[Dataset rows for apps and sites]
━━━━━━━━━━
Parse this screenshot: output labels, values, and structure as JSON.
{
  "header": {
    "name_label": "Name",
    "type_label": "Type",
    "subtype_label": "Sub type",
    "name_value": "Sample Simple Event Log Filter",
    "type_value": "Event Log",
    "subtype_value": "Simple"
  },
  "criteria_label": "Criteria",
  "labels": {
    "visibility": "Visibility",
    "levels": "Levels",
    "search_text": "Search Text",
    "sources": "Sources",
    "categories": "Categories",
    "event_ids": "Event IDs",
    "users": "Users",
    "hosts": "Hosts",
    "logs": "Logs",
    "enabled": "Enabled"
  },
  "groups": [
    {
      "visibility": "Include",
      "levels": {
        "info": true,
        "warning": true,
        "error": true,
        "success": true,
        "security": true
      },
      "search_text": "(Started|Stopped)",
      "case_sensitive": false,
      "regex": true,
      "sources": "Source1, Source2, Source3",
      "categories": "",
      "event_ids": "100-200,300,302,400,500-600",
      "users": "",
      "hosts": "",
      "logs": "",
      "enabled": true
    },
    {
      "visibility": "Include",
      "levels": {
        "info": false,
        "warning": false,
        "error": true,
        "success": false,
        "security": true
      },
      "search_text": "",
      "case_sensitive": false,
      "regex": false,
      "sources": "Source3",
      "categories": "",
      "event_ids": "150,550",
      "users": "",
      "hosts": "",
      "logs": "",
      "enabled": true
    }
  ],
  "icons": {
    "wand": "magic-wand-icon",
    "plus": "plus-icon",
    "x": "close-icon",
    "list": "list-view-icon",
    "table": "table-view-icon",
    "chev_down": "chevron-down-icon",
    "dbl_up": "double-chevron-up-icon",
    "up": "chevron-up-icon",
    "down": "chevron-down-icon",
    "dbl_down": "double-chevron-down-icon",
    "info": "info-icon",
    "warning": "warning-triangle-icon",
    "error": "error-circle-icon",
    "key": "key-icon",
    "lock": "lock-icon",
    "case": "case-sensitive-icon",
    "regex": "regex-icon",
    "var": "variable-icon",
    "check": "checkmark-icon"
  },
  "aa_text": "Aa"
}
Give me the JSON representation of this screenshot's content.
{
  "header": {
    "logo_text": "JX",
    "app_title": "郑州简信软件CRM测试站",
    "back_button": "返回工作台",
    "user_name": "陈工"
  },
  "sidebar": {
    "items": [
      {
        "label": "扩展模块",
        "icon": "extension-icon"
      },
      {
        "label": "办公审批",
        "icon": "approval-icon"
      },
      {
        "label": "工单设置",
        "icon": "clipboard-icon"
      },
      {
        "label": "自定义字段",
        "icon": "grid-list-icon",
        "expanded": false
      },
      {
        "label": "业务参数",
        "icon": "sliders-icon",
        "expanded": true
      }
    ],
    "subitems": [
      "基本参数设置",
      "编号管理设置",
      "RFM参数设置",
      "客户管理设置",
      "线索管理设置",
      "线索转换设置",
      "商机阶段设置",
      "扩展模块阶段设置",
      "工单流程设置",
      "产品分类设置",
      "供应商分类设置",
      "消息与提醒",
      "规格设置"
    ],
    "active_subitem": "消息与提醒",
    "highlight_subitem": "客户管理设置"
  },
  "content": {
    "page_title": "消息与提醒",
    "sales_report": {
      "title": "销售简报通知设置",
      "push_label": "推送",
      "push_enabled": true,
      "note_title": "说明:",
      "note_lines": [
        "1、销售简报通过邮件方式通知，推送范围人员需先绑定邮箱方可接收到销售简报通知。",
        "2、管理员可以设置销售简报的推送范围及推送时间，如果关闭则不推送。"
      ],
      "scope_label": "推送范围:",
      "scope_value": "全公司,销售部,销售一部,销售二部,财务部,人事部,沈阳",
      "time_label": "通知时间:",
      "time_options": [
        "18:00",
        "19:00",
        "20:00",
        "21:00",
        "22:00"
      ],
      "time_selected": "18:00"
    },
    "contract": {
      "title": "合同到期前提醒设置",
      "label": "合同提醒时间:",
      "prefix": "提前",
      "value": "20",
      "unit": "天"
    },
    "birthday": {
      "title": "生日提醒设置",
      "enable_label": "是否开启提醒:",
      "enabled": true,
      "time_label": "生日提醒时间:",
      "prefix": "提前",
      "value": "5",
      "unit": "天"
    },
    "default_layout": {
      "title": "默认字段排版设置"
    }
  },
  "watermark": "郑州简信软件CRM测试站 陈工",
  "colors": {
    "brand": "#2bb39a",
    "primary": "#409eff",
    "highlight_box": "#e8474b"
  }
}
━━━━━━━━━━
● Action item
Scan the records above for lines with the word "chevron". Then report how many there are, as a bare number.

● Exercise result
5